The job is to find each line of the records below that includes the word "Tuhan" and copy it.

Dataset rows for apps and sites
----
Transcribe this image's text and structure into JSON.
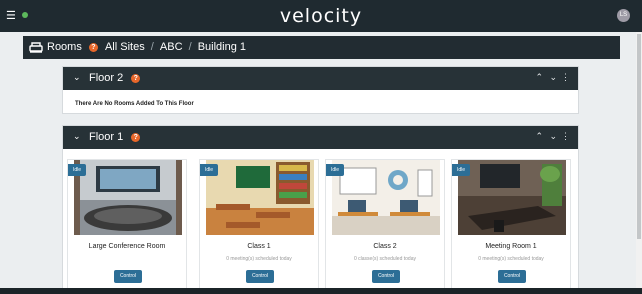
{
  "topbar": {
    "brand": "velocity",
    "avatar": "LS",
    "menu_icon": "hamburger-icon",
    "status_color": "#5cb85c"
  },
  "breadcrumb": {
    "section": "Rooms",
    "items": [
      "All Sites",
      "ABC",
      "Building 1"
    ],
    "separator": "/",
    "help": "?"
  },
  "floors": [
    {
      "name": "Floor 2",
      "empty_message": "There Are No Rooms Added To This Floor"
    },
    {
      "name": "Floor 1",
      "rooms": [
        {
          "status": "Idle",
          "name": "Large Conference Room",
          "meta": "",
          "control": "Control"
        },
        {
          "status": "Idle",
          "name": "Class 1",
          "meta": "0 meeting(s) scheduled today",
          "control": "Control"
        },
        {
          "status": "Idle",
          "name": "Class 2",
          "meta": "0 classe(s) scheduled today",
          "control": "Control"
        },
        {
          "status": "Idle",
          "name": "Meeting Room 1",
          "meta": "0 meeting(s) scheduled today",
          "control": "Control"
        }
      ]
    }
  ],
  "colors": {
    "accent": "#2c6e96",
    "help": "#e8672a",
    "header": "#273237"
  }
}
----
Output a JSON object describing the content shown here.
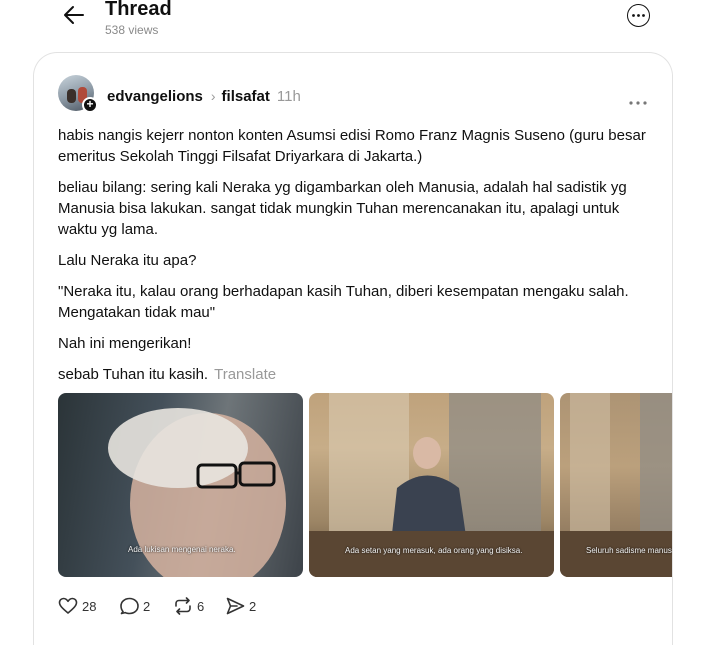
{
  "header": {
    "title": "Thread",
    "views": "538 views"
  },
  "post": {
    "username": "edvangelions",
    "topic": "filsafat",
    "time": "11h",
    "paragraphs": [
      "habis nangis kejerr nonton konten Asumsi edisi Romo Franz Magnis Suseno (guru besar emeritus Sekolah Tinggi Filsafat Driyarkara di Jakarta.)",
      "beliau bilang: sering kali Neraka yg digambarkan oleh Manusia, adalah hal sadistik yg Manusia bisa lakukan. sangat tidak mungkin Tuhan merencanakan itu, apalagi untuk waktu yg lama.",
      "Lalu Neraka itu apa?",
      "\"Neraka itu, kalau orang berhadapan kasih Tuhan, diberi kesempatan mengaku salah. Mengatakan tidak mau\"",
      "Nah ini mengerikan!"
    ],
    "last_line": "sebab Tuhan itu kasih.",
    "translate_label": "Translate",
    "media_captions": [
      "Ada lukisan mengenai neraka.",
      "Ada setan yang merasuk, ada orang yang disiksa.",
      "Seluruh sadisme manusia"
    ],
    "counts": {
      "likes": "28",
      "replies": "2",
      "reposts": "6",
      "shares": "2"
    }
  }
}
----
= Response to the task =
      "beliau bilang: sering kali Neraka yg digambarkan oleh Manusia, adalah hal sadistik yg Manusia bisa lakukan. sangat tidak mungkin Tuhan merencanakan itu, apalagi untuk waktu yg lama.",
      "\"Neraka itu, kalau orang berhadapan kasih Tuhan, diberi kesempatan mengaku salah. Mengatakan tidak mau\"",
    "last_line": "sebab Tuhan itu kasih.",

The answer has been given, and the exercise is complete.